From CRAIN’S CLEVELAND BUSINESS (November 21, 2013)
Pursuit of downtown pedestrian bridge to Cleveland's lakefront resumes
A long-discussed pedestrian bridge that would link the new convention center in downtown Cleveland with the lakefront is being pursued once again following the project's failure to win a federal transportation grant in September.
The bridge is a key piece in the $350 million downtown development plan announced last June by Mayor Frank Jackson and Cuyahoga County Executive Ed FitzGerald. Although they still are struggling to put together a financing package for the project, the pair has submitted to their respective legislative councils a cooperative agreement for the planned convention center hotel that includes a financial commitment from each government for the bridge.
The hotel would be built adjacent to the convention center and Global Center for Health Innovation on the site of the recently vacated county administration building.

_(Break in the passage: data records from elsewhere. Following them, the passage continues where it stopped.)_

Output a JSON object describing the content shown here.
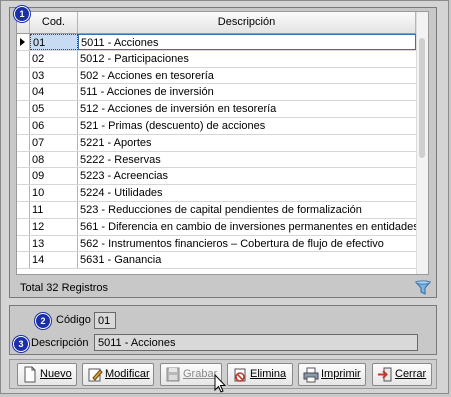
{
  "grid": {
    "badge": "1",
    "columns": {
      "cod": "Cod.",
      "descripcion": "Descripción"
    },
    "rows": [
      {
        "cod": "01",
        "desc": "5011 - Acciones"
      },
      {
        "cod": "02",
        "desc": "5012 - Participaciones"
      },
      {
        "cod": "03",
        "desc": "502 - Acciones en tesorería"
      },
      {
        "cod": "04",
        "desc": "511 - Acciones de inversión"
      },
      {
        "cod": "05",
        "desc": "512 - Acciones de inversión en tesorería"
      },
      {
        "cod": "06",
        "desc": "521 - Primas (descuento) de acciones"
      },
      {
        "cod": "07",
        "desc": "5221 - Aportes"
      },
      {
        "cod": "08",
        "desc": "5222 - Reservas"
      },
      {
        "cod": "09",
        "desc": "5223 - Acreencias"
      },
      {
        "cod": "10",
        "desc": "5224 - Utilidades"
      },
      {
        "cod": "11",
        "desc": "523 - Reducciones de capital pendientes de formalización"
      },
      {
        "cod": "12",
        "desc": "561 - Diferencia en cambio de inversiones permanentes en entidades"
      },
      {
        "cod": "13",
        "desc": "562 - Instrumentos financieros – Cobertura de flujo de efectivo"
      },
      {
        "cod": "14",
        "desc": "5631 - Ganancia"
      }
    ],
    "total_text": "Total 32 Registros"
  },
  "form": {
    "codigo_badge": "2",
    "codigo_label": "Código",
    "codigo_value": "01",
    "descripcion_badge": "3",
    "descripcion_label": "Descripción",
    "descripcion_value": "5011 - Acciones"
  },
  "toolbar": {
    "nuevo": "Nuevo",
    "modificar": "Modificar",
    "grabar": "Grabar",
    "elimina": "Elimina",
    "imprimir": "Imprimir",
    "cerrar": "Cerrar"
  },
  "colors": {
    "badge": "#1b2fa8",
    "selection": "#c7dcf2"
  },
  "icons": [
    "filter-icon",
    "new-document-icon",
    "edit-icon",
    "save-icon",
    "delete-icon",
    "printer-icon",
    "exit-icon",
    "mouse-cursor-icon"
  ]
}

Plans for the bridge were dashed when the city learned in September that it had not won a $17 million federal Transportation Investment Generating Economic Recovery, or TIGER, grant to cover a portion of the estimated $47 million cost. The bridge would span the Shoreway and the railroad tracks between the north edge of the Mall above the convention center and the Great Lakes Science Center and the Rock and Roll Hall of Fame on the lakefront; it would include a parking garage midway across the span.
The city and county each pledged $10 million for the project. The city would have bonded its portion, but Mayor Jackson told Crain's on Tuesday, Nov. 19, “Since we lost the TIGER grant, we held off on borrowing this money.”

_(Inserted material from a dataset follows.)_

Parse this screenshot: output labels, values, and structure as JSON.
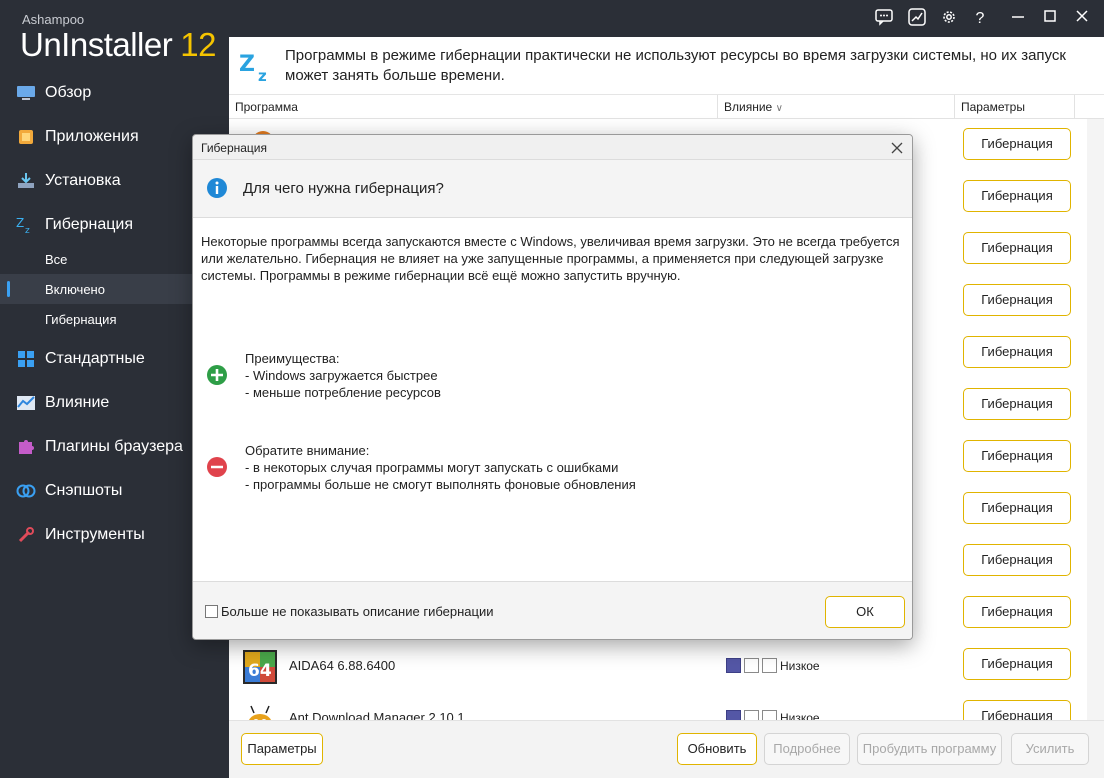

County consultant Jeffrey Appelbaum, who has been overseeing the convention center and the hotel projects, told County Council on Tuesday that the county would fund its $10 million share as part a cooperative agreement with the city and the Cleveland-Cuyahoga County Port Authority to build and finance the convention center hotel. The Port Authority will be the owner of record of the new hotel.

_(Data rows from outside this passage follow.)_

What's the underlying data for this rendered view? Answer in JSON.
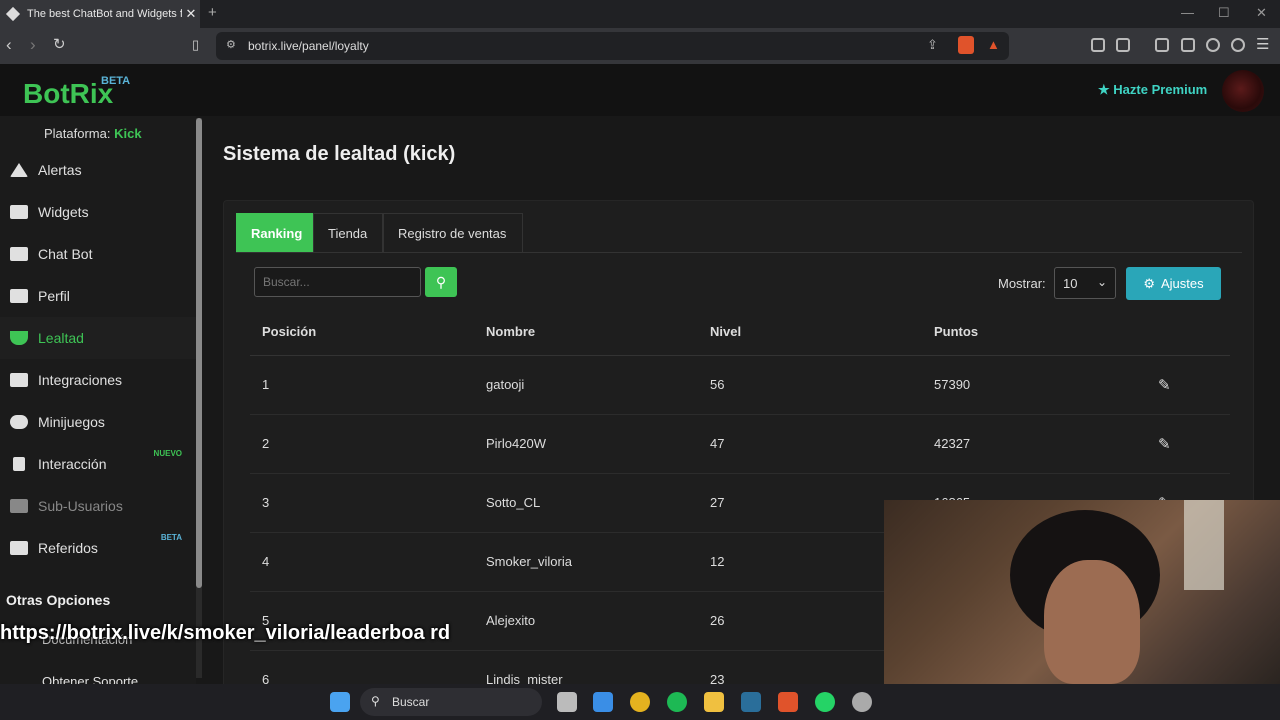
{
  "browser": {
    "tab_title": "The best ChatBot and Widgets f",
    "url": "botrix.live/panel/loyalty"
  },
  "header": {
    "logo": "BotRix",
    "logo_badge": "BETA",
    "premium_label": "Hazte Premium"
  },
  "sidebar": {
    "platform_label": "Plataforma:",
    "platform_value": "Kick",
    "items": [
      {
        "label": "Alertas",
        "icon": "warning-icon"
      },
      {
        "label": "Widgets",
        "icon": "grid-icon"
      },
      {
        "label": "Chat Bot",
        "icon": "robot-icon"
      },
      {
        "label": "Perfil",
        "icon": "id-card-icon"
      },
      {
        "label": "Lealtad",
        "icon": "trophy-icon"
      },
      {
        "label": "Integraciones",
        "icon": "plug-icon"
      },
      {
        "label": "Minijuegos",
        "icon": "gamepad-icon"
      },
      {
        "label": "Interacción",
        "icon": "music-icon",
        "badge": "NUEVO"
      },
      {
        "label": "Sub-Usuarios",
        "icon": "users-icon"
      },
      {
        "label": "Referidos",
        "icon": "people-icon",
        "badge": "BETA"
      }
    ],
    "section_title": "Otras Opciones",
    "extra_items": [
      {
        "label": "Documentación"
      },
      {
        "label": "Obtener Soporte"
      }
    ]
  },
  "main": {
    "title": "Sistema de lealtad (kick)",
    "tabs": [
      {
        "label": "Ranking"
      },
      {
        "label": "Tienda"
      },
      {
        "label": "Registro de ventas"
      }
    ],
    "search_placeholder": "Buscar...",
    "show_label": "Mostrar:",
    "show_value": "10",
    "settings_label": "Ajustes",
    "table": {
      "headers": [
        "Posición",
        "Nombre",
        "Nivel",
        "Puntos"
      ],
      "rows": [
        {
          "pos": "1",
          "name": "gatooji",
          "level": "56",
          "points": "57390"
        },
        {
          "pos": "2",
          "name": "Pirlo420W",
          "level": "47",
          "points": "42327"
        },
        {
          "pos": "3",
          "name": "Sotto_CL",
          "level": "27",
          "points": "16865"
        },
        {
          "pos": "4",
          "name": "Smoker_viloria",
          "level": "12",
          "points": ""
        },
        {
          "pos": "5",
          "name": "Alejexito",
          "level": "26",
          "points": ""
        },
        {
          "pos": "6",
          "name": "Lindis_mister",
          "level": "23",
          "points": ""
        }
      ]
    }
  },
  "overlay": {
    "url_text": "https://botrix.live/k/smoker_viloria/leaderboa rd"
  },
  "taskbar": {
    "search_label": "Buscar"
  },
  "colors": {
    "accent": "#3ec455",
    "info": "#2aa6b8",
    "premium": "#3fd4c4"
  }
}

Ken Silliman, Mayor Jackson's chief of staff, said Tuesday that legislation to create the cooperative agreement also will be before Cleveland City Council next week. He said because the parking garage would be self-sustaining, the city could issue $10 million to cover the cost of the garage and the section of the bridge attached to it.
But, he added, the city has not yet found a source for the $17.5 million gap.
The idea of a bridge has been talked about for years. It became more concrete when it was included in the lakefront plan Mayor Jackson unveiled in 2011.